*** Recorded data ***

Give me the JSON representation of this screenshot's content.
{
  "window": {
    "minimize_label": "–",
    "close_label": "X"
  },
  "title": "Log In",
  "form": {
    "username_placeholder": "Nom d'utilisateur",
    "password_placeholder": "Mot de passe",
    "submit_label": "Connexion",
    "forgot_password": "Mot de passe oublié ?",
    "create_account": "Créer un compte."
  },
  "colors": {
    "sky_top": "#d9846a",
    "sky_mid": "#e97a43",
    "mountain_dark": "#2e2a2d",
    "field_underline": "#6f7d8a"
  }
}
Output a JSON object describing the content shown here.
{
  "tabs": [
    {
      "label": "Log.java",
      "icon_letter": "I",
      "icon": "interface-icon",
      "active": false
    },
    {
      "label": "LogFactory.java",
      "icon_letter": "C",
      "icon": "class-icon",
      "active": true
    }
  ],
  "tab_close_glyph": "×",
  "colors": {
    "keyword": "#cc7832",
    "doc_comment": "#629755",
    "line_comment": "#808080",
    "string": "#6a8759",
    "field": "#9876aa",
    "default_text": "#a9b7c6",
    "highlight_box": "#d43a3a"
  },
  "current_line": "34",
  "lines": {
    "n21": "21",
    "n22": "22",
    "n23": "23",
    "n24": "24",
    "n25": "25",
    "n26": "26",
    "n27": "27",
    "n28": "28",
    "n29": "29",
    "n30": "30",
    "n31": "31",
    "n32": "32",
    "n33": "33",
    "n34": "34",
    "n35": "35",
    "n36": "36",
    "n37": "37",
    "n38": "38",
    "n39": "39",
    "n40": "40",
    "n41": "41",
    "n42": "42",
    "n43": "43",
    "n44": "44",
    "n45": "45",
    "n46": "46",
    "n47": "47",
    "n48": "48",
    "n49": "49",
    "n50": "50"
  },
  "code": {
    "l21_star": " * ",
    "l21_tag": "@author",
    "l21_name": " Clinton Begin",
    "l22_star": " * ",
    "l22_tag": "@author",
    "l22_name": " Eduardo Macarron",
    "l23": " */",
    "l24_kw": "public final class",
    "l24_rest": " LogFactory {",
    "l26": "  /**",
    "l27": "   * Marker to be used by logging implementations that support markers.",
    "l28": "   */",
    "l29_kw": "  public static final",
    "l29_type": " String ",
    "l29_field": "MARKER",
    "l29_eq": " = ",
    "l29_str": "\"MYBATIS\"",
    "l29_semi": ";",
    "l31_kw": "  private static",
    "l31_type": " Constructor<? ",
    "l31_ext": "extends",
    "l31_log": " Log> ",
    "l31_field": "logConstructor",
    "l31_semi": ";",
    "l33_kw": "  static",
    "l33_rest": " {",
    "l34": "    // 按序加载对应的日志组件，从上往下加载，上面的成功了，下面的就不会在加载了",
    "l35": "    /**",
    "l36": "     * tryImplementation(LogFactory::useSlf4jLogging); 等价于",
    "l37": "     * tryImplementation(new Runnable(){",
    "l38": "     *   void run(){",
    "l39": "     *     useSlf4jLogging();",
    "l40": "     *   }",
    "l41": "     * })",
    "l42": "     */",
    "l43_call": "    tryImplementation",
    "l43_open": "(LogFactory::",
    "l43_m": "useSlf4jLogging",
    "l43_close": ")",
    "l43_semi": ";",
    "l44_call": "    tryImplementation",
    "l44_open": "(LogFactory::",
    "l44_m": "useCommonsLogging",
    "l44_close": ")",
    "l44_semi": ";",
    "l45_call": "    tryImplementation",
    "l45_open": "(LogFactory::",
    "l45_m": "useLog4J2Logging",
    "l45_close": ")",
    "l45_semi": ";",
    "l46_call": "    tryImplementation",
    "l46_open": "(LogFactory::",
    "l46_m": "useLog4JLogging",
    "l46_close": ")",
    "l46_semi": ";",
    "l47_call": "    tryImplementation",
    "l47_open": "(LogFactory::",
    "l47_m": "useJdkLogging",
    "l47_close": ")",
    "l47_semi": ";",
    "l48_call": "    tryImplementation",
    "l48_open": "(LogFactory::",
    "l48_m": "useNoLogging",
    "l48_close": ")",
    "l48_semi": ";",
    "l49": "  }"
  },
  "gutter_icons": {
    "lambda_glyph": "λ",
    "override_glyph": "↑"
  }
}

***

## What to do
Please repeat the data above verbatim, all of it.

## Response to the exercise
Give me the JSON representation of this screenshot's content.
{
  "window": {
    "minimize_label": "–",
    "close_label": "X"
  },
  "title": "Log In",
  "form": {
    "username_placeholder": "Nom d'utilisateur",
    "password_placeholder": "Mot de passe",
    "submit_label": "Connexion",
    "forgot_password": "Mot de passe oublié ?",
    "create_account": "Créer un compte."
  },
  "colors": {
    "sky_top": "#d9846a",
    "sky_mid": "#e97a43",
    "mountain_dark": "#2e2a2d",
    "field_underline": "#6f7d8a"
  }
}
Output a JSON object describing the content shown here.
{
  "tabs": [
    {
      "label": "Log.java",
      "icon_letter": "I",
      "icon": "interface-icon",
      "active": false
    },
    {
      "label": "LogFactory.java",
      "icon_letter": "C",
      "icon": "class-icon",
      "active": true
    }
  ],
  "tab_close_glyph": "×",
  "colors": {
    "keyword": "#cc7832",
    "doc_comment": "#629755",
    "line_comment": "#808080",
    "string": "#6a8759",
    "field": "#9876aa",
    "default_text": "#a9b7c6",
    "highlight_box": "#d43a3a"
  },
  "current_line": "34",
  "lines": {
    "n21": "21",
    "n22": "22",
    "n23": "23",
    "n24": "24",
    "n25": "25",
    "n26": "26",
    "n27": "27",
    "n28": "28",
    "n29": "29",
    "n30": "30",
    "n31": "31",
    "n32": "32",
    "n33": "33",
    "n34": "34",
    "n35": "35",
    "n36": "36",
    "n37": "37",
    "n38": "38",
    "n39": "39",
    "n40": "40",
    "n41": "41",
    "n42": "42",
    "n43": "43",
    "n44": "44",
    "n45": "45",
    "n46": "46",
    "n47": "47",
    "n48": "48",
    "n49": "49",
    "n50": "50"
  },
  "code": {
    "l21_star": " * ",
    "l21_tag": "@author",
    "l21_name": " Clinton Begin",
    "l22_star": " * ",
    "l22_tag": "@author",
    "l22_name": " Eduardo Macarron",
    "l23": " */",
    "l24_kw": "public final class",
    "l24_rest": " LogFactory {",
    "l26": "  /**",
    "l27": "   * Marker to be used by logging implementations that support markers.",
    "l28": "   */",
    "l29_kw": "  public static final",
    "l29_type": " String ",
    "l29_field": "MARKER",
    "l29_eq": " = ",
    "l29_str": "\"MYBATIS\"",
    "l29_semi": ";",
    "l31_kw": "  private static",
    "l31_type": " Constructor<? ",
    "l31_ext": "extends",
    "l31_log": " Log> ",
    "l31_field": "logConstructor",
    "l31_semi": ";",
    "l33_kw": "  static",
    "l33_rest": " {",
    "l34": "    // 按序加载对应的日志组件，从上往下加载，上面的成功了，下面的就不会在加载了",
    "l35": "    /**",
    "l36": "     * tryImplementation(LogFactory::useSlf4jLogging); 等价于",
    "l37": "     * tryImplementation(new Runnable(){",
    "l38": "     *   void run(){",
    "l39": "     *     useSlf4jLogging();",
    "l40": "     *   }",
    "l41": "     * })",
    "l42": "     */",
    "l43_call": "    tryImplementation",
    "l43_open": "(LogFactory::",
    "l43_m": "useSlf4jLogging",
    "l43_close": ")",
    "l43_semi": ";",
    "l44_call": "    tryImplementation",
    "l44_open": "(LogFactory::",
    "l44_m": "useCommonsLogging",
    "l44_close": ")",
    "l44_semi": ";",
    "l45_call": "    tryImplementation",
    "l45_open": "(LogFactory::",
    "l45_m": "useLog4J2Logging",
    "l45_close": ")",
    "l45_semi": ";",
    "l46_call": "    tryImplementation",
    "l46_open": "(LogFactory::",
    "l46_m": "useLog4JLogging",
    "l46_close": ")",
    "l46_semi": ";",
    "l47_call": "    tryImplementation",
    "l47_open": "(LogFactory::",
    "l47_m": "useJdkLogging",
    "l47_close": ")",
    "l47_semi": ";",
    "l48_call": "    tryImplementation",
    "l48_open": "(LogFactory::",
    "l48_m": "useNoLogging",
    "l48_close": ")",
    "l48_semi": ";",
    "l49": "  }"
  },
  "gutter_icons": {
    "lambda_glyph": "λ",
    "override_glyph": "↑"
  }
}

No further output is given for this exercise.